Speaking of hardware and the like, consider these expensive gems:
In my quest to finish off the plumbing for the fuel line, the search for fittings at local auto parts and hardware stores was fruitless and an all-out waste of time. I visited everything within a 10 mile radius of where I live: Tractor Supply Company, O'Reily's, Autozone, Advance Auto, Lowe's, Home Depot, etc. While the hardware stores had a good selection of NPT fittings, trying to find adapters that will hook a flare end to an NPT end is just crazy stuff. I had to order most of the fittings in the picture, save one. You may recognize the banjo fitting - that was purchased for the inlet port of the Holley. I ended up running a small length of line from the Holley regulator to the inlet port of the carburetor. Do not even ask what these brass fittings cost. I am embarrassed to admit that I have $23 in the above pieces alone!
The last part of this blog entry concerns a very controversial piece on fuel filter history...

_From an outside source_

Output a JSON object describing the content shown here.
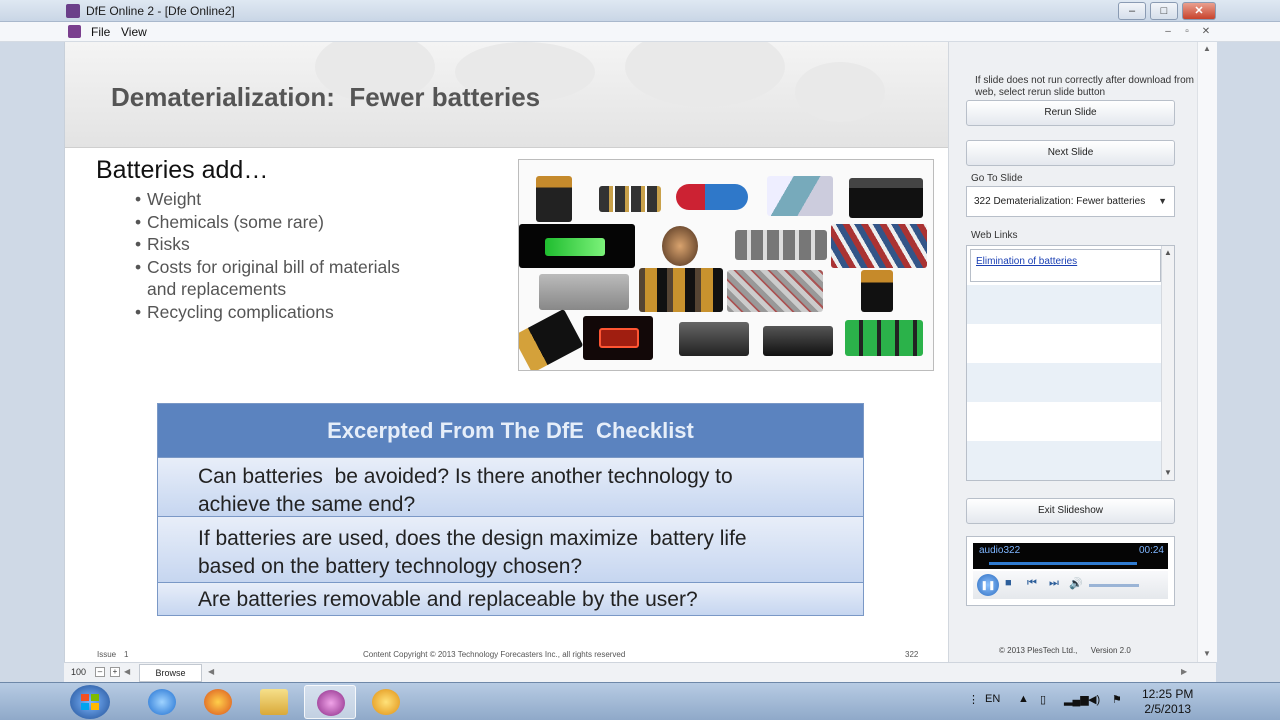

Yes, friends and neighbors, enter the serviceable glass filter that puts fear in the hearts of most gear heads! These are prone to leak and start fires, there is no debate about that. So why would the Hot Rod Reverend install one of these filters that would be sure to engulf his beloved Ford in a fury of uncontrollable flames? Now, before anyone begins sending hateful email's and messages to my inbox, all should rest assured in knowing that I have a Wix 33032 on the way to be installed.
The first reason for tempting fate: to easily check the pumping of fuel up to the carburetor when the engine is hot and at idle. I have had my reservations about ethanol fuel and its "boiling point" properties. We already know that today's gasoline blends at the pump don't play nice with classic car parts such as period gas tanks, lines, carburetors, etc because of the corrosive properties and because of ethanol's wonderful ability to attract moisture, drawing it into the fuel system. These problems can be offset with fuel stabilizer or other additive, but I have yet to find anything that will raise the boiling point of gasoline blended with ethanol.

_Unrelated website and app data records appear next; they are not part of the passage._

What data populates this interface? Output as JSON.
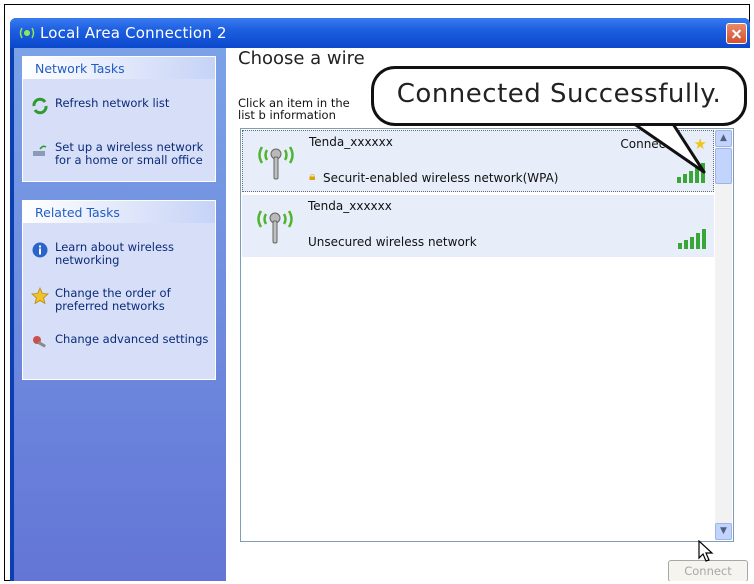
{
  "window": {
    "title": "Local Area Connection 2"
  },
  "sidebar": {
    "network_tasks": {
      "header": "Network Tasks",
      "items": [
        {
          "label": "Refresh network list"
        },
        {
          "label": "Set up a wireless network for a home or small office"
        }
      ]
    },
    "related_tasks": {
      "header": "Related Tasks",
      "items": [
        {
          "label": "Learn about wireless networking"
        },
        {
          "label": "Change the order of preferred networks"
        },
        {
          "label": "Change advanced settings"
        }
      ]
    }
  },
  "main": {
    "heading": "Choose a wire",
    "instruction": "Click an item in the list b information",
    "networks": [
      {
        "name": "Tenda_xxxxxx",
        "status": "Connected",
        "description": "Securit-enabled wireless network(WPA)",
        "selected": true
      },
      {
        "name": "Tenda_xxxxxx",
        "status": "",
        "description": "Unsecured wireless network",
        "selected": false
      }
    ],
    "connect_button": "Connect"
  },
  "callout": {
    "text": "Connected Successfully."
  },
  "colors": {
    "title_bar": "#1c5fe0",
    "sidebar": "#6f8ee0",
    "signal": "#3aa63a"
  }
}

You can see the filter empty in the photo. Just after a 20-25 minute run in the Ford, I came back into the garage and let the car idle with the hood raised. There was barely any fuel pumping into the filter as the car sat and just ran for a few minutes. There were plenty of bubbles and sloshing around in the filter. Mind you, when the car is cold, or otherwise not at operating temperature, the filter remains close to full or at least 3/4 full, and the fuel has no bubbles at all, no sloshing around, etc. (even after a 10 minute run or so) This photo above was taken just after shut down. It was very hot to the touch, even though it was far enough way from the block, exhaust manifolds, etc, and even though there was a good length of fuel injection hose above and beneath.

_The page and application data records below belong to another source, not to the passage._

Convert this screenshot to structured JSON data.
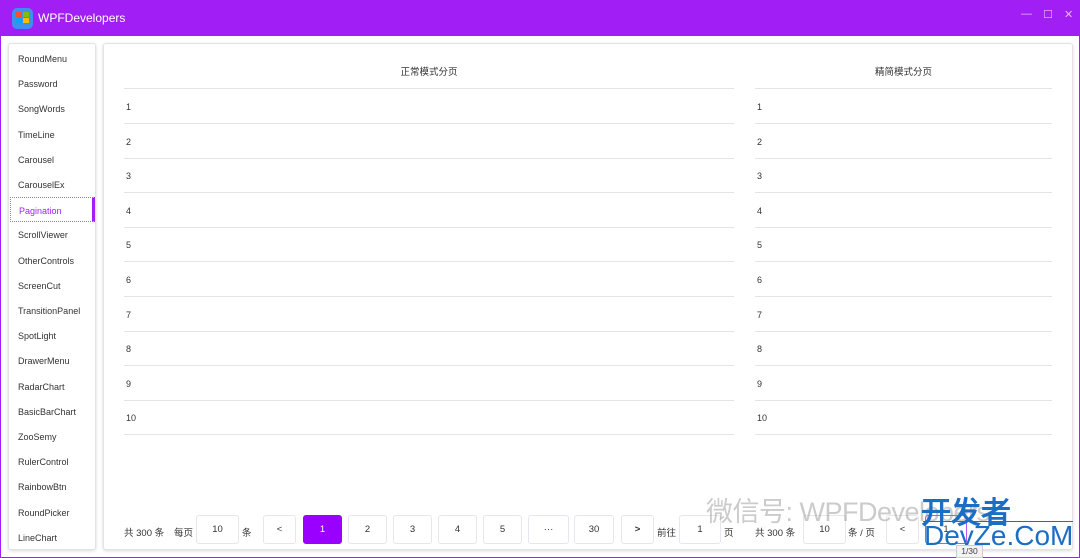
{
  "window": {
    "title": "WPFDevelopers",
    "controls": {
      "minimize": "—",
      "maximize": "☐",
      "close": "✕"
    }
  },
  "sidebar": {
    "items": [
      "RoundMenu",
      "Password",
      "SongWords",
      "TimeLine",
      "Carousel",
      "CarouselEx",
      "Pagination",
      "ScrollViewer",
      "OtherControls",
      "ScreenCut",
      "TransitionPanel",
      "SpotLight",
      "DrawerMenu",
      "RadarChart",
      "BasicBarChart",
      "ZooSemy",
      "RulerControl",
      "RainbowBtn",
      "RoundPicker",
      "LineChart"
    ],
    "selected": "Pagination"
  },
  "normal": {
    "title": "正常模式分页",
    "rows": [
      "1",
      "2",
      "3",
      "4",
      "5",
      "6",
      "7",
      "8",
      "9",
      "10"
    ],
    "pager": {
      "total": "共 300 条",
      "per_page_label": "每页",
      "per_page": "10",
      "unit": "条",
      "prev": "<",
      "pages": [
        "1",
        "2",
        "3",
        "4",
        "5",
        "···",
        "30"
      ],
      "current": "1",
      "next": ">",
      "goto_label": "前往",
      "goto_value": "1",
      "goto_unit": "页"
    }
  },
  "simple": {
    "title": "精简模式分页",
    "rows": [
      "1",
      "2",
      "3",
      "4",
      "5",
      "6",
      "7",
      "8",
      "9",
      "10"
    ],
    "pager": {
      "total": "共 300 条",
      "per_page": "10",
      "unit": "条 / 页",
      "prev": "<",
      "current": "1",
      "tooltip": "1/30"
    }
  },
  "watermark": {
    "line1": "微信号: WPFDevelopers",
    "line2": "开发者",
    "line3": "DevZe.CoM"
  },
  "colors": {
    "accent": "#a11ff5"
  }
}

What's going on? Quite simply, the fuel is basically "cooking" as it is pumped through a hot fuel pump. All of this and the car idles at only 180 degrees on an 85 degree day, checked with my Autometer gauge and an infrared thermometer.
What is the solution? I could try to find an additive that can significantly raise the boiling point of the modern blends of gasoline and ethanol (sounds like a good science project for my son this year in his Chemistry class!) or purchase ethanol-free gasoline. We will continue to look for #1, but I did locate an ethanol free gasoline station about 25 minutes away. And, I purchased three 5 gallon Jerry cans so we can be prepared to fight the issues with modern fuel (solution #2). As we drive the car more, especially in hot weather, the problems with ethanol and heat soak will have to be put to rest.
the Hot Rod Reverend